◆ Task prompt
Every line of the entries with the word "dark" in it should be shown.

◆ Data for review

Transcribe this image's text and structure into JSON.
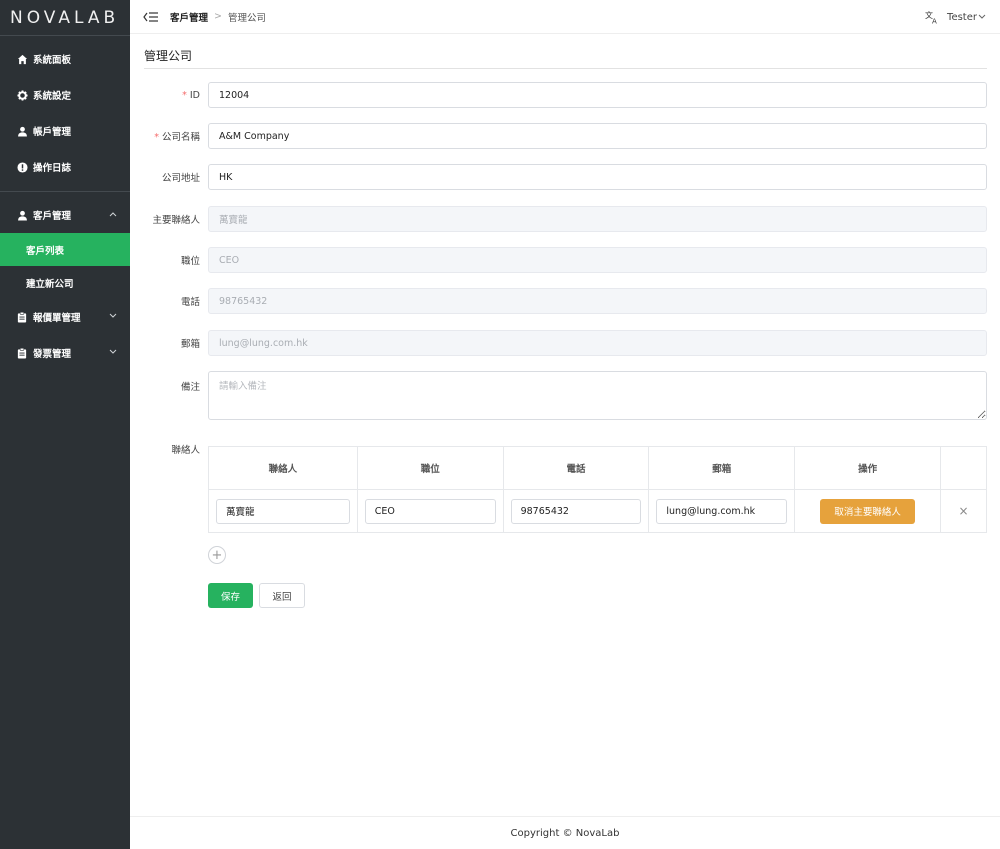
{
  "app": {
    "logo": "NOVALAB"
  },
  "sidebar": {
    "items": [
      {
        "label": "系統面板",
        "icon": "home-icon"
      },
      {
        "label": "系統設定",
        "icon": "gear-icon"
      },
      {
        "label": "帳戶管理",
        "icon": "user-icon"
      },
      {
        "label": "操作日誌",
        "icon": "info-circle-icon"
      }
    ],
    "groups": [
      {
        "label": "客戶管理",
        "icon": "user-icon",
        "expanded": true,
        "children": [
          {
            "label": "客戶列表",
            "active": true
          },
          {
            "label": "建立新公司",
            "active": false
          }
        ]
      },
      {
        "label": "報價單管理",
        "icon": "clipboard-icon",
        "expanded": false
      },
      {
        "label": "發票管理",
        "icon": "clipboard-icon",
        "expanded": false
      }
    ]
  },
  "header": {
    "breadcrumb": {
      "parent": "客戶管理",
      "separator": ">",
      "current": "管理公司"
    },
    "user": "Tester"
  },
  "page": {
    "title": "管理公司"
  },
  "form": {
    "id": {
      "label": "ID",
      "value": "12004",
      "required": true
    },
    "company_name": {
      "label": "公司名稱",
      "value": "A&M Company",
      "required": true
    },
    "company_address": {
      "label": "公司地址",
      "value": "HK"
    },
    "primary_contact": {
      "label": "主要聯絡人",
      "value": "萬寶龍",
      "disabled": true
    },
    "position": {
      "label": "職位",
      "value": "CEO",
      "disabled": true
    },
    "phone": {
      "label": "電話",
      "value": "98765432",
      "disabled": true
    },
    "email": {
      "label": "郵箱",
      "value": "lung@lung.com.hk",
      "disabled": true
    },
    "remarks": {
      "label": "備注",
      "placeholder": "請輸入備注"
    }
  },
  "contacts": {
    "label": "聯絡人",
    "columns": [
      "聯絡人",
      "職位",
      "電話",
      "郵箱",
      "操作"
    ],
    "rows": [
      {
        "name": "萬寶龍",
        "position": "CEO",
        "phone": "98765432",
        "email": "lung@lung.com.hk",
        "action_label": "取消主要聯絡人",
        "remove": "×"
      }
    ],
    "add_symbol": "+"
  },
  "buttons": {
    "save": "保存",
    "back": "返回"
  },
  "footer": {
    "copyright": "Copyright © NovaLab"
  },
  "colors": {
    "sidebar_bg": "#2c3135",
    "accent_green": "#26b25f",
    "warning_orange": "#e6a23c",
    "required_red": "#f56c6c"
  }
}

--

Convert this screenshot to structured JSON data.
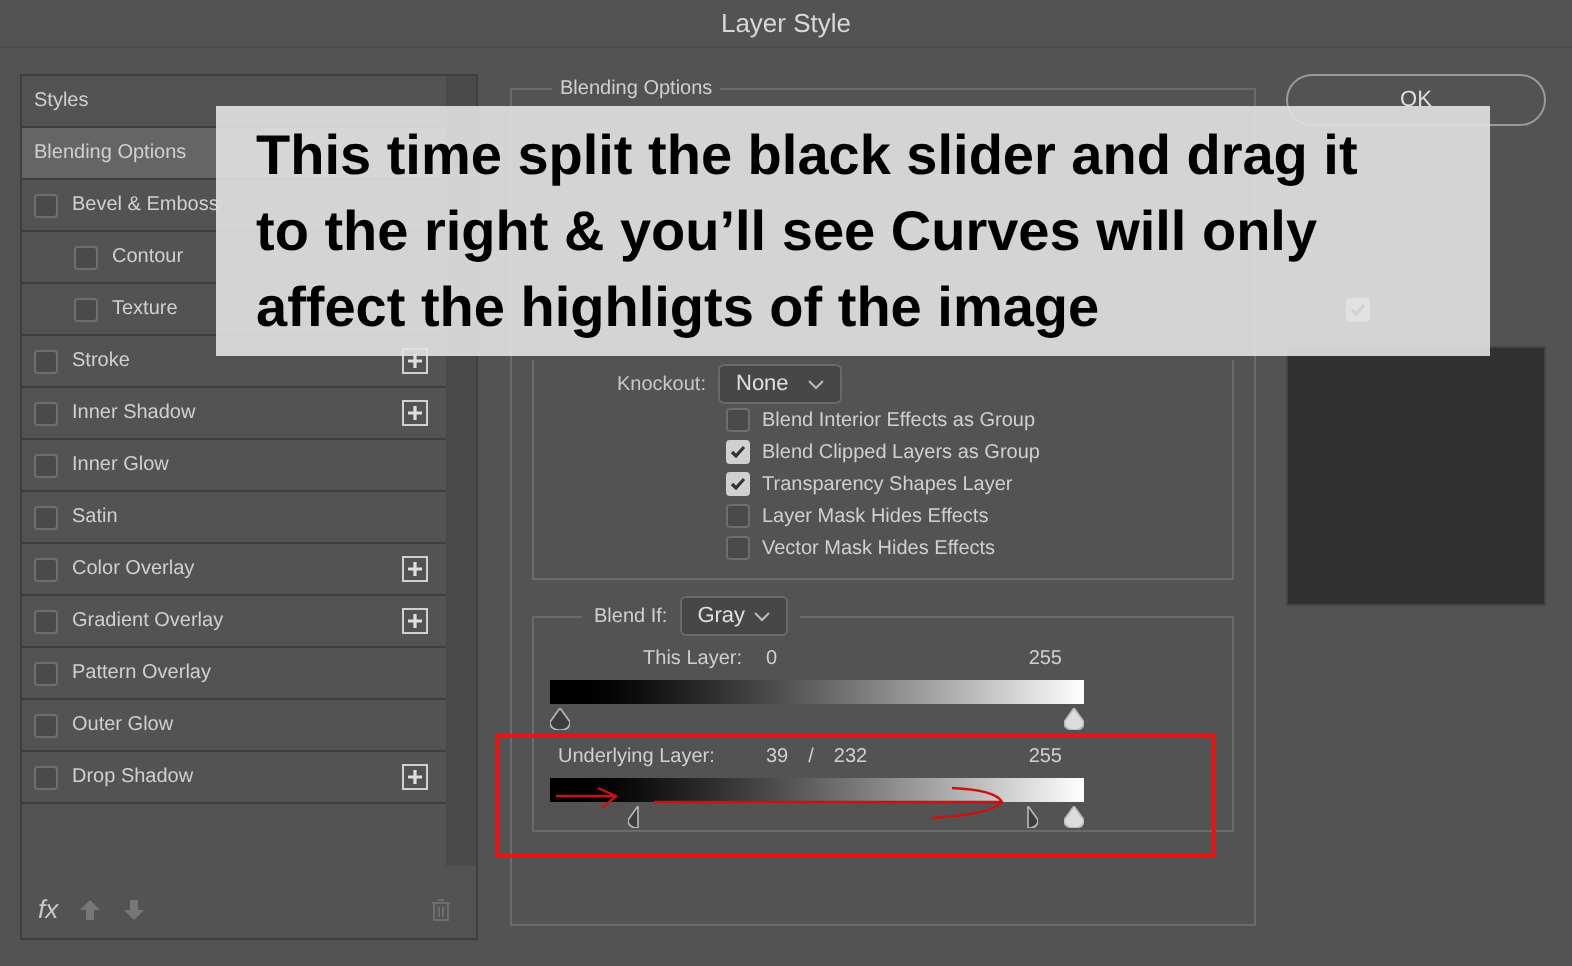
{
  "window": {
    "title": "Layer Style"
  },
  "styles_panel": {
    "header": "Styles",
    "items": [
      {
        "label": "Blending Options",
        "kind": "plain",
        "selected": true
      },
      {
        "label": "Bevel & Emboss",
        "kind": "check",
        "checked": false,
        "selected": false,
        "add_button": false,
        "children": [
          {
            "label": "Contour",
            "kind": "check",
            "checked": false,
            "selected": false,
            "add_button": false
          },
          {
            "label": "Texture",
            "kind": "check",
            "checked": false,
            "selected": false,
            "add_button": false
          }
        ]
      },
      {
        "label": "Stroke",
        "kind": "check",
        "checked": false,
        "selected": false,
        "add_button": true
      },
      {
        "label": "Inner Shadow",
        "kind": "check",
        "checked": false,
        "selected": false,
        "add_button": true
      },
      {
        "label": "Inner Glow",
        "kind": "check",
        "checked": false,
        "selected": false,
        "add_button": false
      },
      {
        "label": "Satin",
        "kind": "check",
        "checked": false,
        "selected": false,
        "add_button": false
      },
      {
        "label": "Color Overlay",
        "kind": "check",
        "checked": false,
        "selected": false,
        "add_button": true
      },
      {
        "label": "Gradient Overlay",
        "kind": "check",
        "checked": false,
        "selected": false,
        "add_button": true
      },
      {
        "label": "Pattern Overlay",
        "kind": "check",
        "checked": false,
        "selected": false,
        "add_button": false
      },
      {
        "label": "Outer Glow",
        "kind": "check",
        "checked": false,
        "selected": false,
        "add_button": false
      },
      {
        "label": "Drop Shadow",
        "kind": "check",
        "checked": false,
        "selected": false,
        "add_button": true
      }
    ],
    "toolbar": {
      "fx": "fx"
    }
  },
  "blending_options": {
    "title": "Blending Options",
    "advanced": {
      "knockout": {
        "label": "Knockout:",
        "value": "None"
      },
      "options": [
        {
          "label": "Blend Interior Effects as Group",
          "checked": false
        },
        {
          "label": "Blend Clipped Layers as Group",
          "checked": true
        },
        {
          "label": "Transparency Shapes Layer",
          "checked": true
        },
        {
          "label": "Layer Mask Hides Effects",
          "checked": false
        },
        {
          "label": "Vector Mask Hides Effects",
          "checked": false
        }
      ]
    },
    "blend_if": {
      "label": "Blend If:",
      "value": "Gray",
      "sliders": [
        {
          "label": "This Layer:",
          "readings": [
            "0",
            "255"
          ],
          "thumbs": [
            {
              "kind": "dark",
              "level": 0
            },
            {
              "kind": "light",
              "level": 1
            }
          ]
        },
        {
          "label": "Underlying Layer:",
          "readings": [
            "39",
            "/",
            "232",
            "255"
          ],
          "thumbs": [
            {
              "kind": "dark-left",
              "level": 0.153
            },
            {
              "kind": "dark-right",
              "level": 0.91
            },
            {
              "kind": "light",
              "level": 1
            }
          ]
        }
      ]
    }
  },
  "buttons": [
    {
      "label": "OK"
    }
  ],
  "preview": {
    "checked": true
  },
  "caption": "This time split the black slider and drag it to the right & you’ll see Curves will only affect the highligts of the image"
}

◆ Solution
              "kind": "dark",
              "kind": "dark-left",
              "kind": "dark-right",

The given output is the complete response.